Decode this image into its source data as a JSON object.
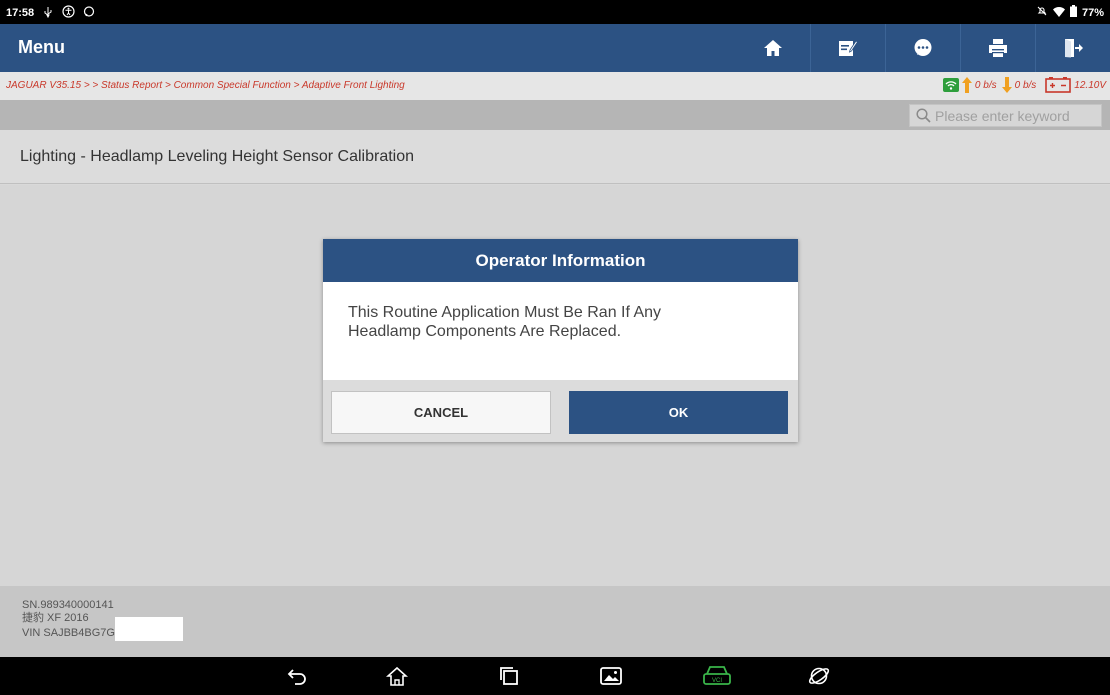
{
  "status_bar": {
    "time": "17:58",
    "battery": "77%",
    "left_icons": [
      "usb-icon",
      "accessibility-icon",
      "chat-icon"
    ],
    "right_icons": [
      "mute-icon",
      "wifi-icon",
      "battery-icon"
    ]
  },
  "header": {
    "title": "Menu",
    "buttons": [
      "home-icon",
      "edit-icon",
      "message-icon",
      "print-icon",
      "exit-icon"
    ]
  },
  "breadcrumb": "JAGUAR V35.15 > > Status Report > Common Special Function > Adaptive Front Lighting",
  "network": {
    "upload": "0 b/s",
    "download": "0 b/s",
    "voltage": "12.10V"
  },
  "search": {
    "placeholder": "Please enter keyword"
  },
  "function_title": "Lighting - Headlamp Leveling Height Sensor Calibration",
  "dialog": {
    "title": "Operator Information",
    "message_line1": "This Routine Application Must Be Ran If Any",
    "message_line2": "Headlamp Components Are Replaced.",
    "cancel_label": "CANCEL",
    "ok_label": "OK"
  },
  "footer": {
    "sn": "SN.989340000141",
    "vehicle": "捷豹 XF 2016",
    "vin": "VIN SAJBB4BG7G"
  },
  "nav_bar": [
    "back-icon",
    "home-icon",
    "recents-icon",
    "screenshot-icon",
    "vci-icon",
    "browser-icon"
  ],
  "colors": {
    "header_blue": "#2c5283",
    "breadcrumb_red": "#c9382a",
    "signal_green": "#2e9e3c",
    "arrow_orange": "#f0a020",
    "vci_green": "#3ab54a"
  }
}
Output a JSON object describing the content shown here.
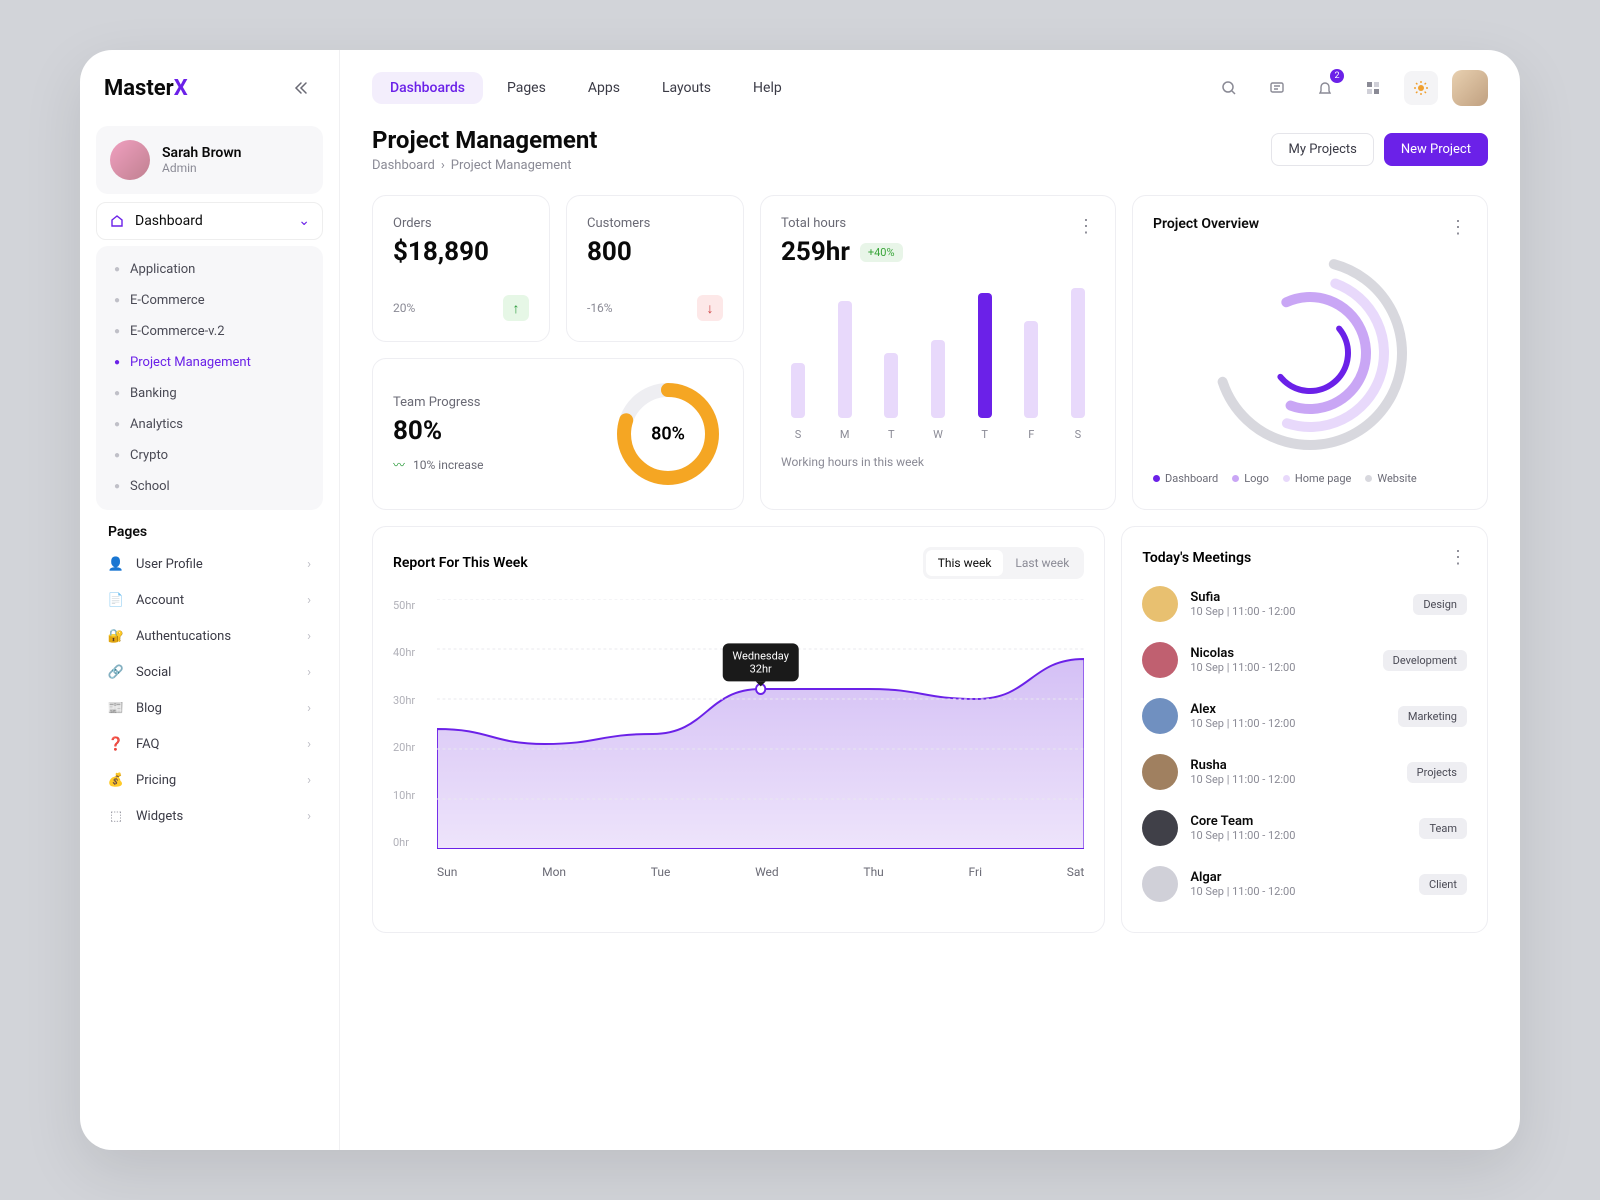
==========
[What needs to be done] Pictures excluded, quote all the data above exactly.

[Task result]
Decode this image into its source data as a JSON object.
{
  "status_bar": {
    "time": "17:58",
    "battery": "77%",
    "left_icons": [
      "usb-icon",
      "accessibility-icon",
      "chat-icon"
    ],
    "right_icons": [
      "mute-icon",
      "wifi-icon",
      "battery-icon"
    ]
  },
  "header": {
    "title": "Menu",
    "buttons": [
      "home-icon",
      "edit-icon",
      "message-icon",
      "print-icon",
      "exit-icon"
    ]
  },
  "breadcrumb": "JAGUAR V35.15 > > Status Report > Common Special Function > Adaptive Front Lighting",
  "network": {
    "upload": "0 b/s",
    "download": "0 b/s",
    "voltage": "12.10V"
  },
  "search": {
    "placeholder": "Please enter keyword"
  },
  "function_title": "Lighting - Headlamp Leveling Height Sensor Calibration",
  "dialog": {
    "title": "Operator Information",
    "message_line1": "This Routine Application Must Be Ran If Any",
    "message_line2": "Headlamp Components Are Replaced.",
    "cancel_label": "CANCEL",
    "ok_label": "OK"
  },
  "footer": {
    "sn": "SN.989340000141",
    "vehicle": "捷豹 XF 2016",
    "vin": "VIN SAJBB4BG7G"
  },
  "nav_bar": [
    "back-icon",
    "home-icon",
    "recents-icon",
    "screenshot-icon",
    "vci-icon",
    "browser-icon"
  ],
  "colors": {
    "header_blue": "#2c5283",
    "breadcrumb_red": "#c9382a",
    "signal_green": "#2e9e3c",
    "arrow_orange": "#f0a020",
    "vci_green": "#3ab54a"
  }
}
Output a JSON object describing the content shown here.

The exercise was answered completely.